Doing Well by Doing Good: Why Patagonia Makes a Profit, Naturally
Corporate sustainability -- no longer just the latest collection
of business buzzwords -- now is a required feature in the mission
statement, annual report, and work-force makeup of many companies. In fact, corporate sustainability is becoming more and more important in the business community -- now, you can even track the performances of leading sustainable-driven companies via the Dow Jones Sustainability Index, while the Greenhouse Gas Protocol monitors and measures corporate greenhouse gas emissions.
Companies as varied as DuPont, Unilever, and 3M are among those considered to be "leading the way." Still, many consumers view business sustainability with skepticism, frequently questioning whether actual practices amount to more than greenwashing. A common argument goes, if the goal of business is to make the largest profit and deliver those profits to its shareholders, where and how do sustainability values actually fit in?
Perhaps a lot can be gleaned from Patagonia, a privately-owned outdoors clothing and gear company. The California-based business believes it has found an answer. Its 40-year history proves good business can result from strong values. And it has the profits and loyal customer base to match.
Today, its mission statement reads, "Build the best product, cause no unnecessary harm, and use business to inspire and implement solutions to the environmental crisis." The company didn't begin with this kernel of wisdom, though. The mission statement was crafted from experience.
Shortly after Patagonia's inception, it was discovered the placement and removal of pitons, their top-selling product, was defacing many landmark climbs. Rather than ignore these repercussions, Yvon Chouinard, founder of the company, made a bold decision to back away from the piton business, replacing it with aluminum chocks climbers could wedge by hand instead of by hammer. Additionally, Patagonia decided to promote the ethic behind their new product -- "clean climbing." To their surprise, they were soon selling more chocks than pitons.
In the words of Rick Ridgeway, Patagonia's vice president of Environmental Initiatives and Special Media, the lesson was simple: "Do the right thing and it's good for your business."
Rick Ridgeway, VP Environmental Initiatives, Patagonia.
The next major values-based decision followed the realization that industrially grown cotton severely impacts the environment. In 1994, Yvon ordered all Patagonia's cotton clothing be converted to 100 percent organic cotton. By 1996, this was achieved, but it was not easy. The directive occurred at a time when there wasn't enough organic cotton in the world to support the company's needs. Yvon's employees then began convincing farmers overseas to adopt new practices.
Though Patagonia's clothing profits immediately declined, the next year they broke even.

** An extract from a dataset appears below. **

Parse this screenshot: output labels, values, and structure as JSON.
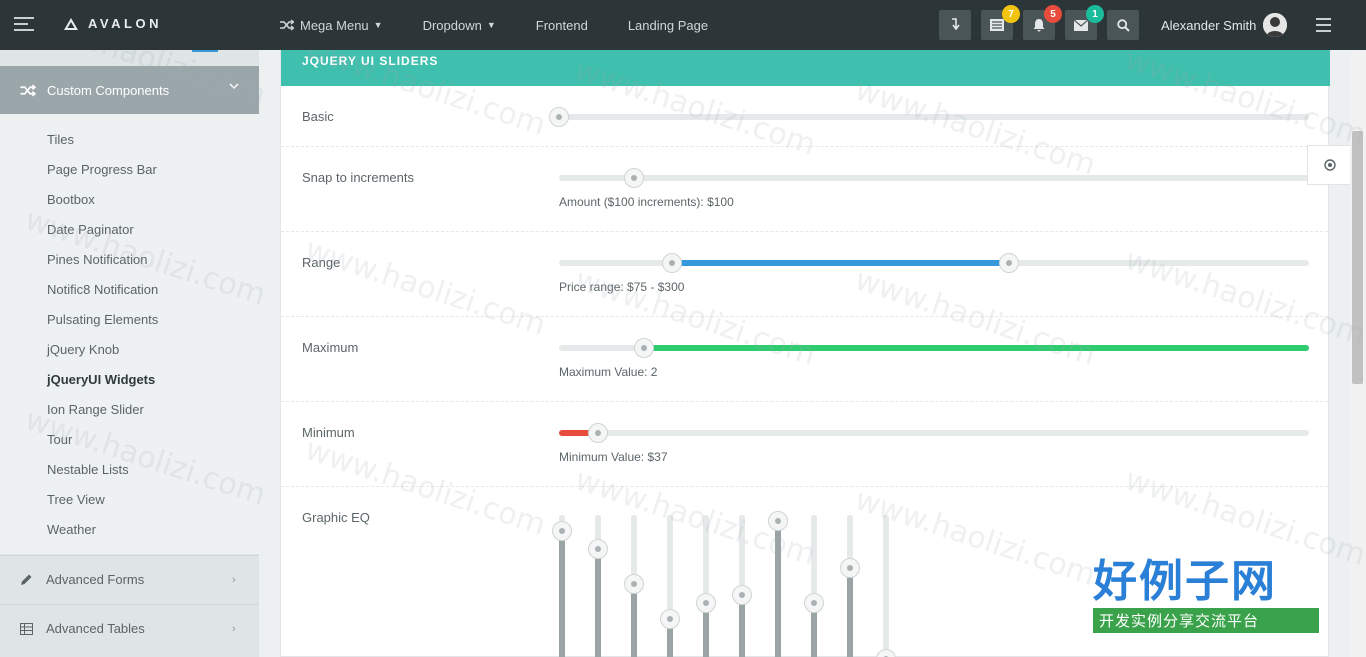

By the following year, profits were above the level they were at prior to Yvon's initiative. The challenge of this conversion consumed the company for years. Yet Patagonia knew its manufacturing still had a large environmental footprint. It then decided to pursue what it saw as the next cusp of sustainability -- fully recyclable clothing. Keeping clothing in closed-loop cycles reduces energy use by 70 percent and CO2 emissions by 75 percent compared to virgin fiber, even considering the energy expended in transport.
On top of these initiatives, one of Patagonia's least intuitive business decisions entails donating 1 percent of its sales to carefully chosen environmental non-profits. Surely, this can't help build revenues. But it does. Patagonia's success indicates customers want to support businesses that not only provide quality goods or services, but that also are doing good. Sound ethics promote loyalty and loyalty pays off.
Says Chouinard, "Profit is not the goal, because, as the Zen master would say, profits happen when you do everything else right."